Hano line[edit]

The Hano mainline transmission survived into the early 20th century through the eighth generation headmaster, Santō Shinjūrō Kiyotake (山東新十郎清武) of Kumamoto Kyushu.[7] Santō was perhaps better known as the seventh generation Headmaster of Miyamato Musashi's (宮本武蔵) famed Hyoho Niten Ichi-ryu (兵法二天一流) school of swordsmanship, and while he is known to have awarded complete transmission of Yōshin-ryū to at least five students, he did not name an inheritor to the tradition prior his death in 1909. Contemporary mainline Yōshin-ryū jujutsu dojo led by shihan who trace their legacies through Santō's fully licensed students can be found in Osaka and Nagasaki, while a dojo in Nara traces its descent through Ishii Riko Osamu (石井理子治). Ishii (died 1897) was the inheritor of the minor branch house of the Hano lineage established by Akasumi Tokuzenji Hakumine (赤住徳禪寺伯嶺) in 1753. These dojo practice the received jujutsu and bukijutsu curricula (including battojutsu and kenjutsu, bojutsu and hanbojutsu, naginatajutsu and sojutsu, and kusarigamajutsu).

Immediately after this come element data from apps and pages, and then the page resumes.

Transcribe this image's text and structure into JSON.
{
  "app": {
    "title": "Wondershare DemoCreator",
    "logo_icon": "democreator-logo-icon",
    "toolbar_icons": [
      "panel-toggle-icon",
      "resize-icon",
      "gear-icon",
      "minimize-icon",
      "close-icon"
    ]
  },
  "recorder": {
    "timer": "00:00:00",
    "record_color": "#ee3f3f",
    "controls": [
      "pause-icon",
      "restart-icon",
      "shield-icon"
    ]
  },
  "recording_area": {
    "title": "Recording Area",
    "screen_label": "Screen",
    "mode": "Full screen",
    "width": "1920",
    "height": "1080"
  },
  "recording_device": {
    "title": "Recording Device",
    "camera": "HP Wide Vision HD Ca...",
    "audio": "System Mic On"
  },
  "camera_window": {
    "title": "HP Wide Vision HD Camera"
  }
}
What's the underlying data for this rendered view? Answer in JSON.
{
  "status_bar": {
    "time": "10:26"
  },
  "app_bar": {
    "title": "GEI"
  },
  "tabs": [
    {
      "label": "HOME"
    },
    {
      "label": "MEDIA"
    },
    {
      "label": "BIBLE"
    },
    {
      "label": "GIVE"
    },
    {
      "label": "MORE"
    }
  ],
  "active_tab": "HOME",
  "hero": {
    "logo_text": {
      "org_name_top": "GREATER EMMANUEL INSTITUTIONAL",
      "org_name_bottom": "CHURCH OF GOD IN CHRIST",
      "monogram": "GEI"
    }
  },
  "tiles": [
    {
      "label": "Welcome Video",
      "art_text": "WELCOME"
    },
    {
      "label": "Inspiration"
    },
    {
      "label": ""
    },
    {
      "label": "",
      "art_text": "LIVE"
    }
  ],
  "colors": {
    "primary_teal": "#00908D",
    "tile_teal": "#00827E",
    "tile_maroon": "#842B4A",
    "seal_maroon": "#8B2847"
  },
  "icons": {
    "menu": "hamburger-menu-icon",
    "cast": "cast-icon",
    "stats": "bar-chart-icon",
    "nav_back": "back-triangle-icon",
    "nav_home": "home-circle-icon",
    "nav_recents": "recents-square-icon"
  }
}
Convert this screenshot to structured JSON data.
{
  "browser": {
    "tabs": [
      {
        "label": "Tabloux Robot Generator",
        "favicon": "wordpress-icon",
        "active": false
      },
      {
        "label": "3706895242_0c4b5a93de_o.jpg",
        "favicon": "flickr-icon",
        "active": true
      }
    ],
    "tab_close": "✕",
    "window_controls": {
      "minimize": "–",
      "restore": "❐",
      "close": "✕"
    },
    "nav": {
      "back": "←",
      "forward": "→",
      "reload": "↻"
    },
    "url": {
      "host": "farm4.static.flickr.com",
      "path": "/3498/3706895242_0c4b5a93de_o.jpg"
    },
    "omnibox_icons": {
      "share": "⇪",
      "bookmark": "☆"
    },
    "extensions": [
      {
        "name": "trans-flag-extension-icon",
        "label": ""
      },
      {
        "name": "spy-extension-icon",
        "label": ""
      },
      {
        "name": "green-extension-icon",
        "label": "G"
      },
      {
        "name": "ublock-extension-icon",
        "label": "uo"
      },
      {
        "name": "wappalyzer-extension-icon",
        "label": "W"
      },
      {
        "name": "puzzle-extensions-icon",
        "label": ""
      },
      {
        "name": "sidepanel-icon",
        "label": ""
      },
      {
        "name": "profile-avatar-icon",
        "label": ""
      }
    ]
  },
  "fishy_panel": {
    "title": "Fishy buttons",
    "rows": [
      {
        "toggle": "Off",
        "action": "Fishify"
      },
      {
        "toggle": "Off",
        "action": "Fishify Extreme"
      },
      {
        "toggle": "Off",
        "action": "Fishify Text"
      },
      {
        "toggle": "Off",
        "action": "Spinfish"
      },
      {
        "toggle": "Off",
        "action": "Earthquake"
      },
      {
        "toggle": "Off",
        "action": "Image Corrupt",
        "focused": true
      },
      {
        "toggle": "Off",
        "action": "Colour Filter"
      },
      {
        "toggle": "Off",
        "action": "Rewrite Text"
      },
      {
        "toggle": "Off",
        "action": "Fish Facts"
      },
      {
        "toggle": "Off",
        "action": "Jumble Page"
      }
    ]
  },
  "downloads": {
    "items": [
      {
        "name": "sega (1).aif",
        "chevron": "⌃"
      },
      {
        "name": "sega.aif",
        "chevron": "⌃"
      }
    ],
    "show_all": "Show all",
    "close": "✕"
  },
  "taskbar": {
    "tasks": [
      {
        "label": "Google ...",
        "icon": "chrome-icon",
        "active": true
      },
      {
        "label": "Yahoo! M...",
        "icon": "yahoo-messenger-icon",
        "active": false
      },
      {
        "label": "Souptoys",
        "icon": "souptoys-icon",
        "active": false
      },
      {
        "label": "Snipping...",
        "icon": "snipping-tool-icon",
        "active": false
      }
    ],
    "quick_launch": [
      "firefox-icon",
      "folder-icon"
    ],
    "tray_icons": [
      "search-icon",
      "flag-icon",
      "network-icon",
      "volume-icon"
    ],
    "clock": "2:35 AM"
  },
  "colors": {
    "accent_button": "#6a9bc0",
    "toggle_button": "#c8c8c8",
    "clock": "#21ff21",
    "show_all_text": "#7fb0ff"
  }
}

In common with other koryū, the curriculum is contained in a series of mokuroku (目録) or 'catalog' scrolls, presented when the practitioner achieves an appropriate level of technical and moral proficiency. The Hano lineage provides four levels of technical transmission: Shoden (初伝), chuden (中伝), joden (上伝) and kaiden (皆伝), which are distributed across six licenses. While several of the transmission scrolls and documents are common to all lineages, others are unique to specific lines of transmission. In the Hano lineage the first license to be awarded is the kirigami menjo (切り紙免状), and the last is the menkyo kaiden-no-maki (免許皆伝之巻). Fuzoku (auxiliary) bukijutsu methods are addressed in the betsuden mokuroku (別伝目録), while a range of esoteric knowledge inclusive of religious teachings or shinpi (神秘), and hyoho (兵法), are recorded in manuals known collectively as densho (傳書).

A defining characteristic of historic Yōshin-ryū makimono is the finely detailed artwork they incorporate, marking them as excellent examples of the Japanese emakimono (絵巻物) or "picture scroll" tradition.


Schools with varying degrees of descent from Akiyama Yōshin-ryū jūjutsu include:

Danzan ryu, Shin Yōshin-ryū, Shinshin-ryū, Sakkatsu Yōshin-ryū, Shin-no-Shindō ryū, Tenjin Shin'yō-ryū, Shindō Yōshin-ryū, Wadō-ryū karatedo, Ryushin Katchu-ryū, Ito-ha Shin'yō-ryū, Kurama Yōshin-ryū, Sogo Ryu Ju Jitsu Kodokan Judo, and Fudoshin-ryu.[8]

Hontai Yōshin ryū – Takagi ryū Lineage[edit]

The schools of Hontai Yōshin-ryū – Takagi-ryū are not a part of the Akiyama Yōshin-ryū lineage, but are instead descended from Takenouchi-ryū.[9]

See also[edit]


  1. ^ 13th generation soke in the Hiroshima bukijutsu branch of the Miura lineage
  2. ^ 13th generation shihan of the Osaka branch of the Hano lineage
  3. ^ 14th generation shihan in the Nara branch of the Hano lineage
  4. ^ 13th generation shihan in the Kumamoto branch of the Hoshino lineage
  5. ^ Classical Fighting Arts of Japan: A Complete Guide to Koryu Jujutsu. by Serge Mol (2001)
  6. ^ Which included several fuzoku-ryū, including Jigen-ryū kenjutsu, and Sekiguchi-ryū batto, vibrant traditions widely studied throughout Kyushu during the eighteenth and nineteenth centuries
  7. ^ His grandfather Santo Hikozaemon Kyohide (山東彦左衛門清秀), and father Santo Hanbe Kiyoaki (山東半兵衛清明) were successively the sixth and seventh generation headmasters
  8. ^ Amdur, Ellis (9 August 2018). Hidden in Plain Sight: Esoteric Power Training within Japanese Martial ... - Ellis Amdur - Google Books. ISBN 9781937439378.
  9. ^ Takagi Yoshin Archived May 13, 2008, at the Wayback Machine